→ Action item
From the entries that follow, pick out all lines holding "color".

The records section start

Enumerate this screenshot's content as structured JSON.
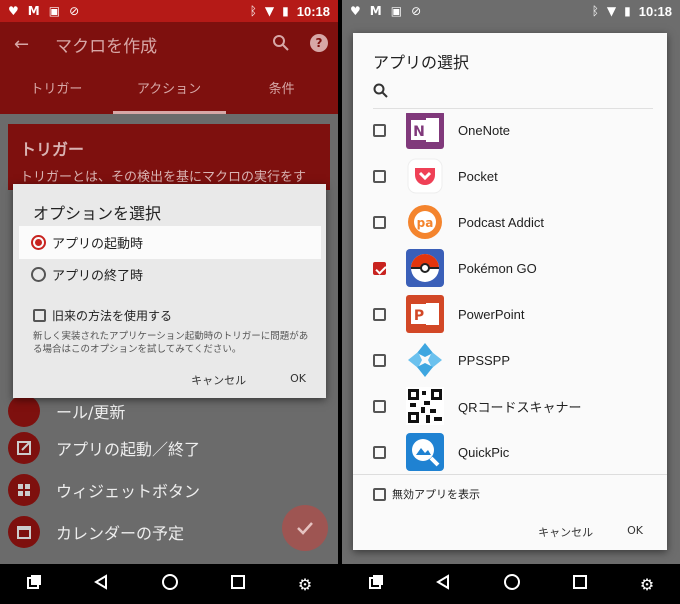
{
  "left": {
    "status": {
      "time": "10:18"
    },
    "appbar": {
      "title": "マクロを作成"
    },
    "tabs": [
      "トリガー",
      "アクション",
      "条件"
    ],
    "card": {
      "heading": "トリガー",
      "text": "トリガーとは、その検出を基にマクロの実行をす"
    },
    "list_items": [
      "ール/更新",
      "アプリの起動／終了",
      "ウィジェットボタン",
      "カレンダーの予定"
    ],
    "dialog": {
      "title": "オプションを選択",
      "options": [
        "アプリの起動時",
        "アプリの終了時"
      ],
      "selected_index": 0,
      "legacy_label": "旧来の方法を使用する",
      "note": "新しく実装されたアプリケーション起動時のトリガーに問題がある場合はこのオプションを試してみてください。",
      "cancel": "キャンセル",
      "ok": "OK"
    }
  },
  "right": {
    "status": {
      "time": "10:18"
    },
    "dialog": {
      "title": "アプリの選択",
      "apps": [
        {
          "name": "OneNote",
          "checked": false,
          "icon": "onenote-icon",
          "color": "#80397b"
        },
        {
          "name": "Pocket",
          "checked": false,
          "icon": "pocket-icon",
          "color": "#ef4056"
        },
        {
          "name": "Podcast Addict",
          "checked": false,
          "icon": "podcast-addict-icon",
          "color": "#f4842d"
        },
        {
          "name": "Pokémon GO",
          "checked": true,
          "icon": "pokemon-go-icon",
          "color": "#3a5fb8"
        },
        {
          "name": "PowerPoint",
          "checked": false,
          "icon": "powerpoint-icon",
          "color": "#d24726"
        },
        {
          "name": "PPSSPP",
          "checked": false,
          "icon": "ppsspp-icon",
          "color": "#3ea6e0"
        },
        {
          "name": "QRコードスキャナー",
          "checked": false,
          "icon": "qr-scanner-icon",
          "color": "#111111"
        },
        {
          "name": "QuickPic",
          "checked": false,
          "icon": "quickpic-icon",
          "color": "#1f82d2"
        }
      ],
      "show_disabled_label": "無効アプリを表示",
      "cancel": "キャンセル",
      "ok": "OK"
    }
  }
}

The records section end

→ Response
          "color": "#80397b"
          "color": "#ef4056"
          "color": "#f4842d"
          "color": "#3a5fb8"
          "color": "#d24726"
          "color": "#3ea6e0"
          "color": "#111111"
          "color": "#1f82d2"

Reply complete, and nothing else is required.